As early childhood educators, we embrace our role as caregivers. In our practice, we design and re-design systems of care to make them more people/child-centric. Our priority is to increase the well-being of all children through a strength-based approach. All educators must counter societal racism with special attention to Black children, whether they be girls, boys, or trans children – because we have that opportunity and duty. These children “belong” to us in the best sense of the word. We create and celebrate community.
Much to our dismay, our students grow up and face a world where they may be in harm’s way, and we can’t protect them. In particular, we want to protect them from violence against their bodies that is so deeply embedded in the structure of our society founded on racism and supportive of white supremacy.
Since society designed the reality we currently live in, we can design a different one. What could we envision and perhaps bring to the world we know? In this poem, Junauda Petrus, in all her wisdom and compassion, movingly offers a spark of hope – a policing situation that comes right out of early care and education – “Give the Police Department to the Grandmothers.” The idea she births shows care for those whom society disporportionately punishes.
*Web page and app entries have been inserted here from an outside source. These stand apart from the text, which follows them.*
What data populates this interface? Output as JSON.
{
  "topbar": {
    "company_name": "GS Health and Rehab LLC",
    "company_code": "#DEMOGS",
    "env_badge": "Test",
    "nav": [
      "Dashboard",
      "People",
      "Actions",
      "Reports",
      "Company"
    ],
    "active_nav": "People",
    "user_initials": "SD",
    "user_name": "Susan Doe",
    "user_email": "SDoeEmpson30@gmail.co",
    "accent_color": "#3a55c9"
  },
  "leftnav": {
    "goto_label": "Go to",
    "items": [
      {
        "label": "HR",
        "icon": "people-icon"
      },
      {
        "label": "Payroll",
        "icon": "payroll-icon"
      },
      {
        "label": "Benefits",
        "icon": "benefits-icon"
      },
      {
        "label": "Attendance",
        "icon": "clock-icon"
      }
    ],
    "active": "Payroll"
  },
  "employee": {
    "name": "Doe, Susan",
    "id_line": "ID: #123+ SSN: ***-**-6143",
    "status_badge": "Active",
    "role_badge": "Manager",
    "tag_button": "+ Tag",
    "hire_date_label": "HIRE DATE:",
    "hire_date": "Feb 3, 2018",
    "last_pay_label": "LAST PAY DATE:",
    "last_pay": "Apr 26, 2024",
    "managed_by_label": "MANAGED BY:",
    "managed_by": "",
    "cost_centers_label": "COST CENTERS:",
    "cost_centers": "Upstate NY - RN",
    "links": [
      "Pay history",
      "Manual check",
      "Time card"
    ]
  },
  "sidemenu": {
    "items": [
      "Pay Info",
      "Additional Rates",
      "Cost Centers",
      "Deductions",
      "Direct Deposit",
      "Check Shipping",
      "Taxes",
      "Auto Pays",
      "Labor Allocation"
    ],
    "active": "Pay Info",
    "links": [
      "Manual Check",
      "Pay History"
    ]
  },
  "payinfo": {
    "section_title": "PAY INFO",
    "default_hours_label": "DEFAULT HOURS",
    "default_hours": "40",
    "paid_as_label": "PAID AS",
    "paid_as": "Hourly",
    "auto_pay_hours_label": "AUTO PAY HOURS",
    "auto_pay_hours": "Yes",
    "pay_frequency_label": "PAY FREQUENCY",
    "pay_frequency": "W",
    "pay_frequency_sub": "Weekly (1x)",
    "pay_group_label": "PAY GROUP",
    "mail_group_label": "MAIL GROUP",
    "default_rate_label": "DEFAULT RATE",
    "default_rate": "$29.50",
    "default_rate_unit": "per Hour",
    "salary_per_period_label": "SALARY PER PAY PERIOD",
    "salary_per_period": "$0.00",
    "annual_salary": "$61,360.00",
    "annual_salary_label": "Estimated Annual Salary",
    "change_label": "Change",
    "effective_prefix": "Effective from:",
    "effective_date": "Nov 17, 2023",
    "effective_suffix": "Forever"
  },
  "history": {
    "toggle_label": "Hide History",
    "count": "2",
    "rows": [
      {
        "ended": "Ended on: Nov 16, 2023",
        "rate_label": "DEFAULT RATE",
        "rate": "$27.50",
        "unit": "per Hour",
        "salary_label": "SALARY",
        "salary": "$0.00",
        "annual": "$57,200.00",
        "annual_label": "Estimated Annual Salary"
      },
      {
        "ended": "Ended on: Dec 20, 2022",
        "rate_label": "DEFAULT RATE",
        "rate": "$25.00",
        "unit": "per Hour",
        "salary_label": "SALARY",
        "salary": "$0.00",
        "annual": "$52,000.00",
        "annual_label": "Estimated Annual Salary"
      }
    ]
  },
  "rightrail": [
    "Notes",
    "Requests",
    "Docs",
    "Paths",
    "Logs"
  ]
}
She imagines changing an institution in a way that implies we all belong together.
If we rethink our priorities, we increase the well-being of all.
Please share your thoughts on Petrus’s dream in the comments section below.
Jim Clay is the former long-term director of a Quaker preschool in Washington, DC. He is currently on the training team for Gender, Sexuality and Families in Early Childhood at the New York Early Childhood Professional Development Institute.